I would be interested in seeing - at least, in brief - the Counter-Revolutionary arguments against Anarchism stated. Much of what, for example, the mutualist anarchists would promote fits in well with what Distributism advocates, but not everything.
It is always good to be prepared, and I wish to be so with such arguments. Thank you.
| RE: Arguments Against Anarchism|
Some issues as I understand them:
1. Practicality. With 6,000 homesteads, no cities and not much "diversity," medieval Iceland seems to have been the largest and most complex society to do without a public apparatus of coercion. Israel during the time of the judges might be another example, but it's less clear -- to me anyway -- just how things worked.

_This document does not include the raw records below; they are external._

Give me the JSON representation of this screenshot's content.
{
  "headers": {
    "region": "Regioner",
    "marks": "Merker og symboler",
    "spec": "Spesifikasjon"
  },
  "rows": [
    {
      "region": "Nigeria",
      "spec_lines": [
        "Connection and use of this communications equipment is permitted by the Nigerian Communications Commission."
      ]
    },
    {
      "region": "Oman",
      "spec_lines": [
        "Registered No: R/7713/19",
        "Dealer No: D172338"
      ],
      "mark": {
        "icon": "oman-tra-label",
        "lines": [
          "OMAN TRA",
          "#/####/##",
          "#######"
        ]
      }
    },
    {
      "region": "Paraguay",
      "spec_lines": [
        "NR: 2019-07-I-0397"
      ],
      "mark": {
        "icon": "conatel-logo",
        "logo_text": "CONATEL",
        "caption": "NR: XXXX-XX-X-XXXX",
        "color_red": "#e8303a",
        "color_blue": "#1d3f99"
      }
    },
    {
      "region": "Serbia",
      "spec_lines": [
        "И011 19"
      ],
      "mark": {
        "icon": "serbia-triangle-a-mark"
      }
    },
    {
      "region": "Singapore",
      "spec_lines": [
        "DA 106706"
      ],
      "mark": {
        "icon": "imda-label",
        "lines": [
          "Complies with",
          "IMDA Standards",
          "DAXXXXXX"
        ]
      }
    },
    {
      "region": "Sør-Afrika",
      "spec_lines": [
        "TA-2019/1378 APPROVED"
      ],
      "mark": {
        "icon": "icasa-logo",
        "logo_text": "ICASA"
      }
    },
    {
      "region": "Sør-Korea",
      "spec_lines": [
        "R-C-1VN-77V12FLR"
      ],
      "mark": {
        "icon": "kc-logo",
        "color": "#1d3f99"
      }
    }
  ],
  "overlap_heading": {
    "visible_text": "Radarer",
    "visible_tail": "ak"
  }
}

Anyway, Israel and Iceland were both small and simple societies with settled social standards up in the hills or off on an island somewhere. It seems to me that greater size and complexity would lead to mafia rule and then wars between competing mafias ending in the establishment of a state. Something like that happened in Iceland in the 13th c.
2. The human need for authority and hierarchy. Men are not simply individuals but need to feel themselves part of a larger order of things with authoritative standards and relations they don't create themselves. The state plays a part in satisfying that need.